**Exercise prompt:** Without the pictures, copy all of the data exactly.

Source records

--------------------------------

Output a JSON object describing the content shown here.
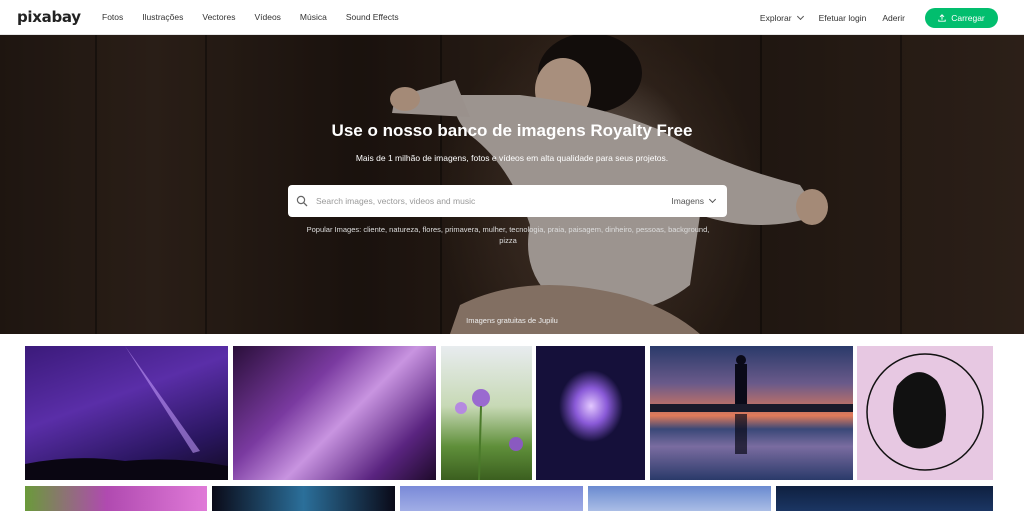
{
  "nav": {
    "logo": "pixabay",
    "links": [
      "Fotos",
      "Ilustrações",
      "Vectores",
      "Vídeos",
      "Música",
      "Sound Effects"
    ],
    "explore_label": "Explorar",
    "login_label": "Efetuar login",
    "join_label": "Aderir",
    "upload_label": "Carregar",
    "upload_color": "#02be6e"
  },
  "hero": {
    "title": "Use o nosso banco de imagens Royalty Free",
    "subtitle": "Mais de 1 milhão de imagens, fotos e vídeos em alta qualidade para seus projetos.",
    "search_placeholder": "Search images, vectors, videos and music",
    "search_type": "Imagens",
    "popular_images": "Popular Images: cliente, natureza, flores, primavera, mulher, tecnologia, praia, paisagem, dinheiro, pessoas, background, pizza",
    "credit": "Imagens gratuitas de Jupilu"
  },
  "gallery": {
    "icons": [
      "search-icon",
      "upload-icon",
      "chevron-down-icon"
    ]
  }
}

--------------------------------

**Task answer:**
Output a JSON object describing the content shown here.
{
  "nav": {
    "logo": "pixabay",
    "links": [
      "Fotos",
      "Ilustrações",
      "Vectores",
      "Vídeos",
      "Música",
      "Sound Effects"
    ],
    "explore_label": "Explorar",
    "login_label": "Efetuar login",
    "join_label": "Aderir",
    "upload_label": "Carregar",
    "upload_color": "#02be6e"
  },
  "hero": {
    "title": "Use o nosso banco de imagens Royalty Free",
    "subtitle": "Mais de 1 milhão de imagens, fotos e vídeos em alta qualidade para seus projetos.",
    "search_placeholder": "Search images, vectors, videos and music",
    "search_type": "Imagens",
    "popular_images": "Popular Images: cliente, natureza, flores, primavera, mulher, tecnologia, praia, paisagem, dinheiro, pessoas, background, pizza",
    "credit": "Imagens gratuitas de Jupilu"
  },
  "gallery": {
    "icons": [
      "search-icon",
      "upload-icon",
      "chevron-down-icon"
    ]
  }
}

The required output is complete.